Cosmopolitan Southerner: The life and world of William Alexander Percy
Wise, Benjamin E.
Boles, John B.
Doctor of Philosophy
The Mississippi planter and poet William Alexander Percy (1885-1942) is best remembered for his autobiography, Lanterns on the Levee: Recollections of a Planter's Son (1941), which was a bestseller and remains a seminal book in the study of the American South. Although scholars have traditionally portrayed Percy as an iconic provincial, he maintained an ambivalence towards his region---particularly towards local values regarding masculinity and sexuality. Percy left the South regularly and traveled across the world, and his encounters abroad informed his views about gender, sexuality, and race at home. Cosmopolitan Southerner maps connections between the American South and the broader world by tracing Will Percy's travels across the globe: from Mississippi to the Mediterranean, to such places as Paris and Japan and Samoa, back to Mississippi. Will Percy's life story invites consideration of how one man became a sexual liberationist, cultural relativist, white supremacist in late Victorian Mississippi. I engage the paradox of Percy's life and personality to make three main arguments. First, I examine the ways the experience, performance, and construction of gender and sexuality were connected to the concept of place. Will Percy's heterodox views of sexuality and what it meant to be a man---namely, his belief that love between men was not only legitimate but a superior form of love---can only be understood by studying the ways he experienced reality in different cultural contexts. Second, I examine the ways Percy participated in an international intellectual tradition centered on the idea of ancient Greece as a kind of spiritual "home" for men with gay desire. The nostalgia that many have interpreted as Percy's longing for the Old South was, in fact, an important imaginative vehicle many men used to express homoerotic desire in a culturally sanctioned idiom. Finally, I examine Percy's essentially racist critique of modernity---a critique also grounded in values of cultural relativism and sexual liberation. In situating Percy's view of racial difference in the context of his cross-cultural encounters.

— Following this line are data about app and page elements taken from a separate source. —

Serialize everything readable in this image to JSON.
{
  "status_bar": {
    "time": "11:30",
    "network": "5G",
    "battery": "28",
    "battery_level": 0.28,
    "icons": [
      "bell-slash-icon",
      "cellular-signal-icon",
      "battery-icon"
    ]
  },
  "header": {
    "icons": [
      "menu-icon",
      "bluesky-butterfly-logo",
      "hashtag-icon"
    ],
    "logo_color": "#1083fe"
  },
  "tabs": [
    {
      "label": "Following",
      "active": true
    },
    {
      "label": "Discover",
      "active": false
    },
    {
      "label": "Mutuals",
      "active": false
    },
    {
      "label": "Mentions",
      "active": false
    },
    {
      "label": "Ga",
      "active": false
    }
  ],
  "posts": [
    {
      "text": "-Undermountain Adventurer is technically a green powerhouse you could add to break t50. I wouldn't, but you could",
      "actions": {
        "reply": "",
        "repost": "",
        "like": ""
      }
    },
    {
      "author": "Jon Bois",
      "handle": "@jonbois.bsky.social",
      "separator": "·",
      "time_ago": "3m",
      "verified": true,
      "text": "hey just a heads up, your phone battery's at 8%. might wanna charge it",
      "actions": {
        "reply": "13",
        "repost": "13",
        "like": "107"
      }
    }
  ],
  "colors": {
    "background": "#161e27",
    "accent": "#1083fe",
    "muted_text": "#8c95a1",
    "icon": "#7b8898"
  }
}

I find that his interpretations of race and "primitivism" worked to simultaneously critique bourgeois sexual ethics and reinforce the structures of racial inequality in the American South.
Biographies; American history